  • location of the activity
  • geographic scale of the potential effects
  • activity design (e.g. engineering and technological)
  • timing of the activity
  • duration and frequency of the effects
  • approaches and timing for any site restoration or rehabilitation (such as doing progressive rehabilitation while other parts of the activity are still happening)
  • general operational protocols

When completing your permit application, you will have the opportunity to explain the steps you plan to take to minimize the adverse effects of your activity on species at risk and their habitat.


  • installing effective sediment and erosion control during construction to ensure that water quality in at-risk fish habitat is protected
  • installing a special fence to keep at-risk turtles from laying eggs, or getting killed by machinery, in a sand/gravel pit
  • rehabilitating or restoring the habitat of an at-risk bird after temporarily destroying it along a hydro corridor to replace the existing power line
  • harvesting trees, as part of a forestry operation, from at-risk turtle habitat when the turtle is hibernating, so individual turtles are unharmed during the process

How to apply

The process of applying for and obtaining an overall benefit permit has multiple phases. Start by contacting the Ministry of the Environment, Conservation and Park.

Step-by-step guide and policies

Download and follow the step-by-step guide to applying for a permit:

Submission Standards for Activity Review and Overall Benefit Permits

If you are interested in using scientific studies as part of an overall benefit permit download the Guidance on Using Scientific Studies as part of an Overall Benefit Permit for information on what is required.

Resources for each application phase

Phase 1 – Information Gathering: Application form and guide: Information Gathering

Phase 2 – Activity Review and Assessment: Application form and guide: Avoidance Alternatives

Phase 3 – Permit Application and Assessment: Application form and guide: Overall Benefit Permit

Processing time

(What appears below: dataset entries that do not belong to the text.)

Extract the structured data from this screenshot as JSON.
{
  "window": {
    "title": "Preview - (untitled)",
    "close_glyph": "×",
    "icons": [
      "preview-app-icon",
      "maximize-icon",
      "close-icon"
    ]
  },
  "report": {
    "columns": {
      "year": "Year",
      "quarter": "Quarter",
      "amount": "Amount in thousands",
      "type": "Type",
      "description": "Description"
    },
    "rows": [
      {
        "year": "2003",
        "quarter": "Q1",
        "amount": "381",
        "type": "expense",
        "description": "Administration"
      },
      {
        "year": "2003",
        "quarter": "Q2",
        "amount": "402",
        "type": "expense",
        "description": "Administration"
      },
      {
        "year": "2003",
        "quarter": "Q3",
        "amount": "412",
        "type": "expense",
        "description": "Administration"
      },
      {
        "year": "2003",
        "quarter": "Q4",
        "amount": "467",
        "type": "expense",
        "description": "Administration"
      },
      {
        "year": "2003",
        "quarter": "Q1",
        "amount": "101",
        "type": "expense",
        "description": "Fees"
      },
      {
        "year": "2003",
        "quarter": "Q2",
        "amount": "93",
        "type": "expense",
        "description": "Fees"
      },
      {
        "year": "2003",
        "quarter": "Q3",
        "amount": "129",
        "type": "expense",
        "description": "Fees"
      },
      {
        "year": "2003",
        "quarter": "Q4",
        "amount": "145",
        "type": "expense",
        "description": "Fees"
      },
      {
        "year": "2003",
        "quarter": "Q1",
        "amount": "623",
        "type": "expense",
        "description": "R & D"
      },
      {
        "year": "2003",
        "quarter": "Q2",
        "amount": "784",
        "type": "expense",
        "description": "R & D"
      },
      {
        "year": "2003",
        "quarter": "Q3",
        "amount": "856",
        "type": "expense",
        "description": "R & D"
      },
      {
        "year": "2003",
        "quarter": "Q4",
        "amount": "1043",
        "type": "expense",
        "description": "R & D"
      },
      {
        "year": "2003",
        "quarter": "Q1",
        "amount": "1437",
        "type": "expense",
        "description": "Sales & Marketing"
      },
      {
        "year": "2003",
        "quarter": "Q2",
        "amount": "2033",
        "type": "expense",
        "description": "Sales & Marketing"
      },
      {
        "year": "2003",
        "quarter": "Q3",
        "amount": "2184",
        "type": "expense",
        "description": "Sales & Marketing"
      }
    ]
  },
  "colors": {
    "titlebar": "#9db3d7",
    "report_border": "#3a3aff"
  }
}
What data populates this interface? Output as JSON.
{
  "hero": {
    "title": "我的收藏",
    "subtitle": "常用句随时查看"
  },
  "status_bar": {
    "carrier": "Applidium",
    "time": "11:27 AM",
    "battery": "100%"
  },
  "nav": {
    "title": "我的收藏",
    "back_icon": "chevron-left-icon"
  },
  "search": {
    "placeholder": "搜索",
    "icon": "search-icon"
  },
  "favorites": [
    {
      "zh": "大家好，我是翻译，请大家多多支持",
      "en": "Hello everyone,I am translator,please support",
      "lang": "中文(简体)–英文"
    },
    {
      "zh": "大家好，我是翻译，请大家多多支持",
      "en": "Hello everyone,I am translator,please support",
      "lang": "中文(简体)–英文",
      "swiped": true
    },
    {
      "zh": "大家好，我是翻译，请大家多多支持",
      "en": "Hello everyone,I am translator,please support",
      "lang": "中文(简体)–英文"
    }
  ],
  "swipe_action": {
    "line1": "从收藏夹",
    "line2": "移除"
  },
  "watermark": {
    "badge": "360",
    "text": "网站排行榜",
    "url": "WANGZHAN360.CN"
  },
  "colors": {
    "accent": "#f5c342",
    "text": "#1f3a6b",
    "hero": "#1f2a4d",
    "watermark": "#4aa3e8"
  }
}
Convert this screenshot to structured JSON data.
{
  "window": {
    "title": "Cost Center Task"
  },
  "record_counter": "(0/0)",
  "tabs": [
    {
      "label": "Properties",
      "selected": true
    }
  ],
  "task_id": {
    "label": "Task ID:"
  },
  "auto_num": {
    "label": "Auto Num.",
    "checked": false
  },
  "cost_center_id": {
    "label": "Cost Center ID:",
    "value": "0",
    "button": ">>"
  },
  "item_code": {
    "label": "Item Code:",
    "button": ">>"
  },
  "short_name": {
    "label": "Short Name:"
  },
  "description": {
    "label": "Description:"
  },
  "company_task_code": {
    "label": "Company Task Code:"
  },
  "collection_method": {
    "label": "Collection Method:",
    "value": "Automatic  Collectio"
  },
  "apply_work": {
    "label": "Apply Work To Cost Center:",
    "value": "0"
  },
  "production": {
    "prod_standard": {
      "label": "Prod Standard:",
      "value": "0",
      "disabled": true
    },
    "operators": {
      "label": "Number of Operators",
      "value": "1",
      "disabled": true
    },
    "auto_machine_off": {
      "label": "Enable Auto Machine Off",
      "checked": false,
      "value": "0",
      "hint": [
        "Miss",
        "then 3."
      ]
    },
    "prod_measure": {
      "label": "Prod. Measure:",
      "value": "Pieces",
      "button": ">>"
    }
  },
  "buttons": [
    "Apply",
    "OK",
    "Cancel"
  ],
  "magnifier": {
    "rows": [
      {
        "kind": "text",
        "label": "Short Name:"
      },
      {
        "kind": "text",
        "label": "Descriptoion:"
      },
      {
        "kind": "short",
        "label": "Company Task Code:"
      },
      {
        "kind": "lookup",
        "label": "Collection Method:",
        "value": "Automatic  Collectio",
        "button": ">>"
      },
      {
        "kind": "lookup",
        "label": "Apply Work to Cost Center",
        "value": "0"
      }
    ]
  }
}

The ministry will strive to acknowledge receipt of an overall benefit permit application and confirm whether the application requirements have been met within 60 calendar days of receipt, under normal circumstances. Once a complete application has been confirmed, we will aim to render a decision on the permit application within 3 months, under normal circumstances. In some cases, more time may be needed to complete consultation and environmental assessment requirements and refine the proposed permit conditions before seeking the permit decision.